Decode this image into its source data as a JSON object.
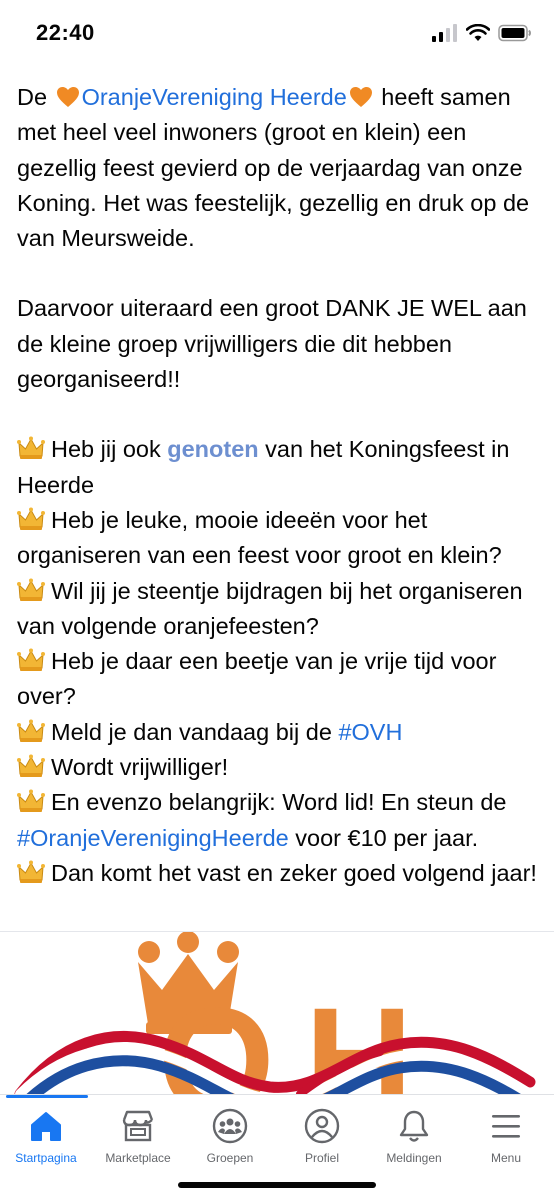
{
  "status_bar": {
    "time": "22:40"
  },
  "post": {
    "intro_before": "De ",
    "intro_link": "OranjeVereniging Heerde",
    "intro_after": " heeft samen met heel veel inwoners (groot en klein) een gezellig feest gevierd op de verjaardag van onze Koning. Het was feestelijk, gezellig en druk op de van Meursweide.",
    "thanks": "Daarvoor uiteraard een groot DANK JE WEL aan de kleine groep vrijwilligers die dit hebben georganiseerd!!",
    "q1_before": "Heb jij ook ",
    "q1_link": "genoten",
    "q1_after": " van het Koningsfeest in Heerde",
    "q2": "Heb je leuke, mooie ideeën voor het organiseren van een feest voor groot en klein?",
    "q3": "Wil jij je steentje bijdragen bij het organiseren van volgende oranjefeesten?",
    "q4": "Heb je daar een beetje van je vrije tijd voor over?",
    "q5_before": "Meld je dan vandaag bij de ",
    "q5_link": "#OVH",
    "q6": "Wordt vrijwilliger!",
    "q7_before": "En evenzo belangrijk: Word lid! En steun de ",
    "q7_link": "#OranjeVerenigingHeerde",
    "q7_after": " voor €10 per jaar.",
    "q8": "Dan komt het vast en zeker goed volgend jaar!",
    "logo_letters": "OH"
  },
  "tabs": [
    {
      "label": "Startpagina",
      "icon": "home-icon",
      "active": true
    },
    {
      "label": "Marketplace",
      "icon": "marketplace-icon",
      "active": false
    },
    {
      "label": "Groepen",
      "icon": "groups-icon",
      "active": false
    },
    {
      "label": "Profiel",
      "icon": "profile-icon",
      "active": false
    },
    {
      "label": "Meldingen",
      "icon": "bell-icon",
      "active": false
    },
    {
      "label": "Menu",
      "icon": "menu-icon",
      "active": false
    }
  ],
  "colors": {
    "accent": "#1877f2",
    "link": "#216fdb",
    "orange": "#e8893a",
    "crown": "#f2b635"
  }
}
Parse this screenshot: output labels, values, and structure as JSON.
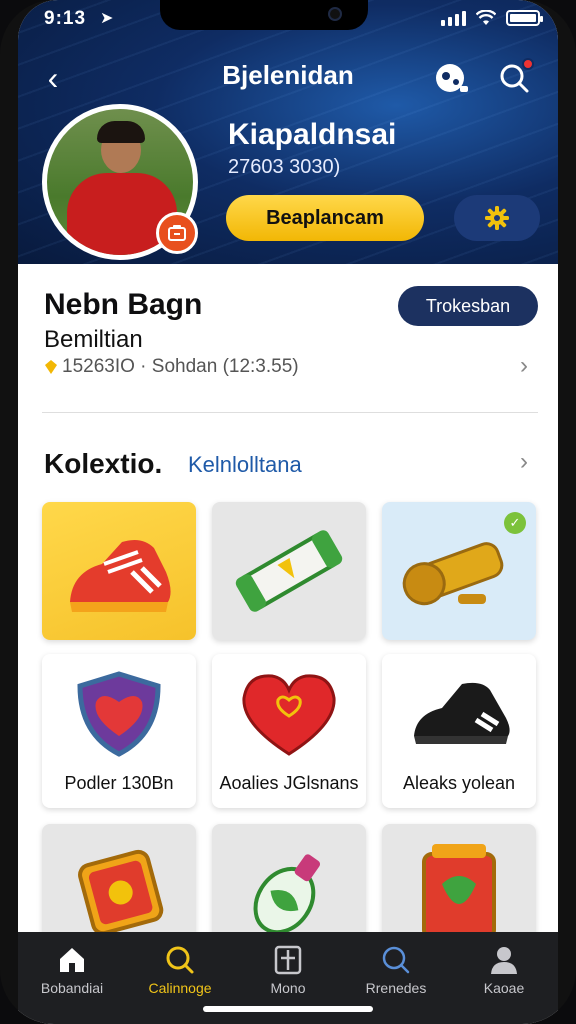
{
  "status_bar": {
    "time": "9:13"
  },
  "header": {
    "title": "Bjelenidan"
  },
  "profile": {
    "name": "Kiapaldnsai",
    "stats": "27603 3030)",
    "primary_button": "Beaplancam"
  },
  "info": {
    "title": "Nebn Bagn",
    "subtitle": "Bemiltian",
    "meta": "15263IO · Sohdan (12:3.55)",
    "action_button": "Trokesban"
  },
  "collection": {
    "title": "Kolextio.",
    "link": "Kelnlolltana"
  },
  "items": [
    {
      "label": "",
      "icon": "sneaker-icon",
      "bg": "yellow"
    },
    {
      "label": "",
      "icon": "scroll-icon",
      "bg": "grey"
    },
    {
      "label": "",
      "icon": "cannon-icon",
      "bg": "lightblue"
    },
    {
      "label": "Podler 130Bn",
      "icon": "heart-shield-icon",
      "bg": "white"
    },
    {
      "label": "Aoalies JGlsnans",
      "icon": "heart-icon",
      "bg": "white"
    },
    {
      "label": "Aleaks yolean",
      "icon": "shoe-icon",
      "bg": "white"
    },
    {
      "label": "",
      "icon": "badge-icon",
      "bg": "grey"
    },
    {
      "label": "",
      "icon": "potion-icon",
      "bg": "grey"
    },
    {
      "label": "",
      "icon": "box-icon",
      "bg": "grey"
    }
  ],
  "tabs": [
    {
      "label": "Bobandiai",
      "icon": "home-icon",
      "active": false
    },
    {
      "label": "Calinnoge",
      "icon": "search-icon",
      "active": true
    },
    {
      "label": "Mono",
      "icon": "book-icon",
      "active": false
    },
    {
      "label": "Rrenedes",
      "icon": "search-icon",
      "active": false
    },
    {
      "label": "Kaoae",
      "icon": "person-icon",
      "active": false
    }
  ],
  "colors": {
    "accent": "#f2b705",
    "header_blue": "#0f2c63",
    "tabbar": "#1e1f22"
  }
}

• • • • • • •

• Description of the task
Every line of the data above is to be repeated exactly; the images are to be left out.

• Response
Decode this image into its source data as a JSON object.
{
  "status_bar": {
    "time": "22:40"
  },
  "post": {
    "intro_before": "De ",
    "intro_link": "OranjeVereniging Heerde",
    "intro_after": " heeft samen met heel veel inwoners (groot en klein) een gezellig feest gevierd op de verjaardag van onze Koning. Het was feestelijk, gezellig en druk op de van Meursweide.",
    "thanks": "Daarvoor uiteraard een groot DANK JE WEL aan de kleine groep vrijwilligers die dit hebben georganiseerd!!",
    "q1_before": "Heb jij ook ",
    "q1_link": "genoten",
    "q1_after": " van het Koningsfeest in Heerde",
    "q2": "Heb je leuke, mooie ideeën voor het organiseren van een feest voor groot en klein?",
    "q3": "Wil jij je steentje bijdragen bij het organiseren van volgende oranjefeesten?",
    "q4": "Heb je daar een beetje van je vrije tijd voor over?",
    "q5_before": "Meld je dan vandaag bij de ",
    "q5_link": "#OVH",
    "q6": "Wordt vrijwilliger!",
    "q7_before": "En evenzo belangrijk: Word lid! En steun de ",
    "q7_link": "#OranjeVerenigingHeerde",
    "q7_after": " voor €10 per jaar.",
    "q8": "Dan komt het vast en zeker goed volgend jaar!",
    "logo_letters": "OH"
  },
  "tabs": [
    {
      "label": "Startpagina",
      "icon": "home-icon",
      "active": true
    },
    {
      "label": "Marketplace",
      "icon": "marketplace-icon",
      "active": false
    },
    {
      "label": "Groepen",
      "icon": "groups-icon",
      "active": false
    },
    {
      "label": "Profiel",
      "icon": "profile-icon",
      "active": false
    },
    {
      "label": "Meldingen",
      "icon": "bell-icon",
      "active": false
    },
    {
      "label": "Menu",
      "icon": "menu-icon",
      "active": false
    }
  ],
  "colors": {
    "accent": "#1877f2",
    "link": "#216fdb",
    "orange": "#e8893a",
    "crown": "#f2b635"
  }
}
Parse this screenshot: output labels, values, and structure as JSON.
{
  "status_bar": {
    "time": "9:13"
  },
  "header": {
    "title": "Bjelenidan"
  },
  "profile": {
    "name": "Kiapaldnsai",
    "stats": "27603 3030)",
    "primary_button": "Beaplancam"
  },
  "info": {
    "title": "Nebn Bagn",
    "subtitle": "Bemiltian",
    "meta": "15263IO · Sohdan (12:3.55)",
    "action_button": "Trokesban"
  },
  "collection": {
    "title": "Kolextio.",
    "link": "Kelnlolltana"
  },
  "items": [
    {
      "label": "",
      "icon": "sneaker-icon",
      "bg": "yellow"
    },
    {
      "label": "",
      "icon": "scroll-icon",
      "bg": "grey"
    },
    {
      "label": "",
      "icon": "cannon-icon",
      "bg": "lightblue"
    },
    {
      "label": "Podler 130Bn",
      "icon": "heart-shield-icon",
      "bg": "white"
    },
    {
      "label": "Aoalies JGlsnans",
      "icon": "heart-icon",
      "bg": "white"
    },
    {
      "label": "Aleaks yolean",
      "icon": "shoe-icon",
      "bg": "white"
    },
    {
      "label": "",
      "icon": "badge-icon",
      "bg": "grey"
    },
    {
      "label": "",
      "icon": "potion-icon",
      "bg": "grey"
    },
    {
      "label": "",
      "icon": "box-icon",
      "bg": "grey"
    }
  ],
  "tabs": [
    {
      "label": "Bobandiai",
      "icon": "home-icon",
      "active": false
    },
    {
      "label": "Calinnoge",
      "icon": "search-icon",
      "active": true
    },
    {
      "label": "Mono",
      "icon": "book-icon",
      "active": false
    },
    {
      "label": "Rrenedes",
      "icon": "search-icon",
      "active": false
    },
    {
      "label": "Kaoae",
      "icon": "person-icon",
      "active": false
    }
  ],
  "colors": {
    "accent": "#f2b705",
    "header_blue": "#0f2c63",
    "tabbar": "#1e1f22"
  }
}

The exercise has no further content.